• [What the task asks] Only the number is wanted: how many lines in the data contain "thumbs"?

(Beginning of Source records)

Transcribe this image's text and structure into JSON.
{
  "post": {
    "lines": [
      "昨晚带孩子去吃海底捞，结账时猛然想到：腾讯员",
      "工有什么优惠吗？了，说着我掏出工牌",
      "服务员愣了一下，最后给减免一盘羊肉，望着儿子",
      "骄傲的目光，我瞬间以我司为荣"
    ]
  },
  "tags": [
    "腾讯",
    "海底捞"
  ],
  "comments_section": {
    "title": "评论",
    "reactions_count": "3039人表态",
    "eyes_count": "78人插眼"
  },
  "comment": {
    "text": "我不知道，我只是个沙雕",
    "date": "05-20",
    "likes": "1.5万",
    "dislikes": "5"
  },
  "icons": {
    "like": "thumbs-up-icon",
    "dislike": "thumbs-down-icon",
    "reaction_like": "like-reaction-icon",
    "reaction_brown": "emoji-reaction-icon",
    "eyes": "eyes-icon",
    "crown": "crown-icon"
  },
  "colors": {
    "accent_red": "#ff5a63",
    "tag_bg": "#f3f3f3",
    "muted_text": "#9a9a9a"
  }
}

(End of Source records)

• [Answer box] 2